(Interface dataset entries)
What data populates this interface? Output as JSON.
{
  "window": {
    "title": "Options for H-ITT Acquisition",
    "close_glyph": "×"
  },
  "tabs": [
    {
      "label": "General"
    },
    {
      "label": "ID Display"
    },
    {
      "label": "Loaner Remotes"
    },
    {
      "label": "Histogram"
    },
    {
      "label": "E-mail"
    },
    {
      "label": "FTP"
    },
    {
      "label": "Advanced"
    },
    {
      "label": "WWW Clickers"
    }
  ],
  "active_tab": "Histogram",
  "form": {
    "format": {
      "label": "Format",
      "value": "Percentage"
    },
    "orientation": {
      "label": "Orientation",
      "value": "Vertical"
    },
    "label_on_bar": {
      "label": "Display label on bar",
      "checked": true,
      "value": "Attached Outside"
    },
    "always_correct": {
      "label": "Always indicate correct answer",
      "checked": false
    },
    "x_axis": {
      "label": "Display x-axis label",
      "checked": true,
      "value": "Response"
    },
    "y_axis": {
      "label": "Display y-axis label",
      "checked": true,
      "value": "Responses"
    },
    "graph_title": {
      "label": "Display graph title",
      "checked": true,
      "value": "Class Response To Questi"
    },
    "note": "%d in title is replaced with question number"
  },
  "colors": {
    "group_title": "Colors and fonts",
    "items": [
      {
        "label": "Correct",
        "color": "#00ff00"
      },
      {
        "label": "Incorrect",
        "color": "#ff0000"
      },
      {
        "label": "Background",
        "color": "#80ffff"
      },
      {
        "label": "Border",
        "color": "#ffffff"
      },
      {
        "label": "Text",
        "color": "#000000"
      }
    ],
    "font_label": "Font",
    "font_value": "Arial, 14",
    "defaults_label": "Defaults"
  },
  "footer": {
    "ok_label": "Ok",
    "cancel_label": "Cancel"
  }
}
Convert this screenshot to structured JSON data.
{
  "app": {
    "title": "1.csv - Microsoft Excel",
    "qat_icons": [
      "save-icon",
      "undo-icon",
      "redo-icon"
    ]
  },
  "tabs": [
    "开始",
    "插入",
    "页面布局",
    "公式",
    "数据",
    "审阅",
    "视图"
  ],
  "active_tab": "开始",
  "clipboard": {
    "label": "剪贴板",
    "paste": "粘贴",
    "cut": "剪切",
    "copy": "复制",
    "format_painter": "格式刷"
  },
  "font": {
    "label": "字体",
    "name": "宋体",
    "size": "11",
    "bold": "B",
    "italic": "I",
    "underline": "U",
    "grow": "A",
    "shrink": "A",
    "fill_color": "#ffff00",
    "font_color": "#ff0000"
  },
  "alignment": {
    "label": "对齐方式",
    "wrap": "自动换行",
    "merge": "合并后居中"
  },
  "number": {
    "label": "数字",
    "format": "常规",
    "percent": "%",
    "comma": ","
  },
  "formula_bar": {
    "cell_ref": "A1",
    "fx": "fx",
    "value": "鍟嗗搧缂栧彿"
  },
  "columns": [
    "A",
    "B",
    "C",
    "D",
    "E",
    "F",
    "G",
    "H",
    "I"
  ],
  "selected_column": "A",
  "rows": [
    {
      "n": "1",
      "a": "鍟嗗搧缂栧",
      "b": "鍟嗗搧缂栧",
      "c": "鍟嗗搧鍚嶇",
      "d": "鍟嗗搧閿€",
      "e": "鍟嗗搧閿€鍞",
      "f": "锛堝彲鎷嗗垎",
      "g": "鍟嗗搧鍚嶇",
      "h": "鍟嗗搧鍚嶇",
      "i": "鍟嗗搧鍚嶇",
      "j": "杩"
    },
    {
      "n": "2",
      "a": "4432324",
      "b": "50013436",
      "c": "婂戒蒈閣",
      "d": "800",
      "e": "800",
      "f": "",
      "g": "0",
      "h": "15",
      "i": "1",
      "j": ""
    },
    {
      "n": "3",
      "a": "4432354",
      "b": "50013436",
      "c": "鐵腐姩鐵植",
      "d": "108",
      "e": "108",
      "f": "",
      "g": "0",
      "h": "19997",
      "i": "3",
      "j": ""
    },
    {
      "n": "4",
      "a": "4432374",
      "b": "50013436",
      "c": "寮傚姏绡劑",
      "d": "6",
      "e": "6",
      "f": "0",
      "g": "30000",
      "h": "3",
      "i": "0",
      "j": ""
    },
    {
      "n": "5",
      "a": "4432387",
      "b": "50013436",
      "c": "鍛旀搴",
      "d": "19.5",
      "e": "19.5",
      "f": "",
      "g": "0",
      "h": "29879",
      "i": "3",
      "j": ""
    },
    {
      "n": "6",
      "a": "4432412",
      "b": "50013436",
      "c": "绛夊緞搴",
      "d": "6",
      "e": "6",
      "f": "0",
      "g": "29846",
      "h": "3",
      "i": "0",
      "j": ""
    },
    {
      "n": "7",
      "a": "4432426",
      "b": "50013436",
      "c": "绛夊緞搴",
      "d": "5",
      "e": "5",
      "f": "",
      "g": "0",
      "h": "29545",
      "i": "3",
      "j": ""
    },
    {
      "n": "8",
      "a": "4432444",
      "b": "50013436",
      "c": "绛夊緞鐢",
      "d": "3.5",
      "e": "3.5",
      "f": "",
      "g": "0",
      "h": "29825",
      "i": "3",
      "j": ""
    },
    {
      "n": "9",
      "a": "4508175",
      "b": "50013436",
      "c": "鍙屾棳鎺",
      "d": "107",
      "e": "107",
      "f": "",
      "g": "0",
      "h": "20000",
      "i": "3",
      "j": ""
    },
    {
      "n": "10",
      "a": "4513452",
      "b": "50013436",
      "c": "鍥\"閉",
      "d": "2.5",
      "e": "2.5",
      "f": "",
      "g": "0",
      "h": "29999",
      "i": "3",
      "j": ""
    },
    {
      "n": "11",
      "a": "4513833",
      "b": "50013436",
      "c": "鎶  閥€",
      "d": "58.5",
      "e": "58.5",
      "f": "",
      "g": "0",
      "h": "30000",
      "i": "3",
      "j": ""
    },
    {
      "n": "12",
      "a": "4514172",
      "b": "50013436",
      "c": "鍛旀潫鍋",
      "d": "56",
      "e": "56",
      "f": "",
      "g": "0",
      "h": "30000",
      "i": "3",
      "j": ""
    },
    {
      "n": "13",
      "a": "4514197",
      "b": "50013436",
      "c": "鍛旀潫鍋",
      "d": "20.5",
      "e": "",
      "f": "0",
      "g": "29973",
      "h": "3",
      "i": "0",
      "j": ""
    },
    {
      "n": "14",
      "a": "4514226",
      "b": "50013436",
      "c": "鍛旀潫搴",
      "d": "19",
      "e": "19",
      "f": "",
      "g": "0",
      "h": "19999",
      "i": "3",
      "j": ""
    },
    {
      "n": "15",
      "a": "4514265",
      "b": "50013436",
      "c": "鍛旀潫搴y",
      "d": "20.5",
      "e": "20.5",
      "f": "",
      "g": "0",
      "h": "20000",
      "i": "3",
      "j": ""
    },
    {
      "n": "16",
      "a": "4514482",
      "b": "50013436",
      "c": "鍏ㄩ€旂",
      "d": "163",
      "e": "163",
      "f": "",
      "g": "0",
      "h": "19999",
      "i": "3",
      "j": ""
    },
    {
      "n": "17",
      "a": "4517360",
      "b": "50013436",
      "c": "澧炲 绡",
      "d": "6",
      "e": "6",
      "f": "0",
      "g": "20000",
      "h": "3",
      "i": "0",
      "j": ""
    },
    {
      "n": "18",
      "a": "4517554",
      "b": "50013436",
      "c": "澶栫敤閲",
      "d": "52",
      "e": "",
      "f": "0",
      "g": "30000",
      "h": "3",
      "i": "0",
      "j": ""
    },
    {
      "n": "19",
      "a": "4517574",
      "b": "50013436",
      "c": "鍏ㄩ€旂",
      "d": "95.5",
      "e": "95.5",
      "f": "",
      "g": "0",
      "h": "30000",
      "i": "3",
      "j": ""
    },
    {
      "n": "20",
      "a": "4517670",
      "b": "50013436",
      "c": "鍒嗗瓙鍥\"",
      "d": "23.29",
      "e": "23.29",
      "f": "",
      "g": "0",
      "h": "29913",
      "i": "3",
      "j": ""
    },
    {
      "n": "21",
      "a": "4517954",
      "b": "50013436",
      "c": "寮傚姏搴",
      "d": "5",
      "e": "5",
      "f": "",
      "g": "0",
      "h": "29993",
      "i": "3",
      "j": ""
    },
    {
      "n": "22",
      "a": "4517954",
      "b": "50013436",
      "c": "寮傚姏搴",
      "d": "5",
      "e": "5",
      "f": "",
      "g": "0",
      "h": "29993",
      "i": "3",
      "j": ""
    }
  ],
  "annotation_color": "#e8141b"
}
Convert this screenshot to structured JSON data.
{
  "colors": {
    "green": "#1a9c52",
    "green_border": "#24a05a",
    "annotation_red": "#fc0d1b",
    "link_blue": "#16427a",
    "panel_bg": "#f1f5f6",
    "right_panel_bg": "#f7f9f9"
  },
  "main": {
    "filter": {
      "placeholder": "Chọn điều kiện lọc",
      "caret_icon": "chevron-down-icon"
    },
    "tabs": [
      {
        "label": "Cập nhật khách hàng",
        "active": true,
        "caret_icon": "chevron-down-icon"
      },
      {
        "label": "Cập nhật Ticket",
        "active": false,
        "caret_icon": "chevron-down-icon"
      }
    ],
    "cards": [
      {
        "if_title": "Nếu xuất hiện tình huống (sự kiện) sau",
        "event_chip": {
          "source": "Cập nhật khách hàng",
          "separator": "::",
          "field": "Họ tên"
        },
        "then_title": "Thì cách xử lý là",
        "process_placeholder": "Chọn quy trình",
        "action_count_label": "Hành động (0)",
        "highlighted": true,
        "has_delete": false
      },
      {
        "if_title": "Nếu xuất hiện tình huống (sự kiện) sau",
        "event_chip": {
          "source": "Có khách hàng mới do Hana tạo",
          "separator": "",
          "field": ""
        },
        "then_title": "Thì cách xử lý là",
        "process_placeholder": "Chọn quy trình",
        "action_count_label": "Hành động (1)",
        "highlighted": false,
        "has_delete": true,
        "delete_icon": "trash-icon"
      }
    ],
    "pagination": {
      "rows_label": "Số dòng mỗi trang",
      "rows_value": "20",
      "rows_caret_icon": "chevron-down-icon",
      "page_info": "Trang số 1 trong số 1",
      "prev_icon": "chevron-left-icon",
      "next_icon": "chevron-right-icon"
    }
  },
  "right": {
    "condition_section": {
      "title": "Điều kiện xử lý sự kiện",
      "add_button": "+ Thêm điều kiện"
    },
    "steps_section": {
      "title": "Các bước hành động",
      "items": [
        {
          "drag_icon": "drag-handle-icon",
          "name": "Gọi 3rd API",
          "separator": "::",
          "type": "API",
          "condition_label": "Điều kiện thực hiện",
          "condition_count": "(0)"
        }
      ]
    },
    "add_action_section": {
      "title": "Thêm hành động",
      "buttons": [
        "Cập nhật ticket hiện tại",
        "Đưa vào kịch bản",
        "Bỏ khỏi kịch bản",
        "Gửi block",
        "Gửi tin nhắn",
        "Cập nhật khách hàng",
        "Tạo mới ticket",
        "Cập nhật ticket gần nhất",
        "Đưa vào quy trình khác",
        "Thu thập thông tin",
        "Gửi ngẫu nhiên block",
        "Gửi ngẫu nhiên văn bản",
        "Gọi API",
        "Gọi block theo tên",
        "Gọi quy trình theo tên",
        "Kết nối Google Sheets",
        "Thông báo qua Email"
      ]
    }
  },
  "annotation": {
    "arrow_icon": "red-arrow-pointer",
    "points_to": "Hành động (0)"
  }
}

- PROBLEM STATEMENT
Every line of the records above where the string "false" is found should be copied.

- TASK SOLUTION
      "checked": false
        "active": false,
        "has_delete": false
        "highlighted": false,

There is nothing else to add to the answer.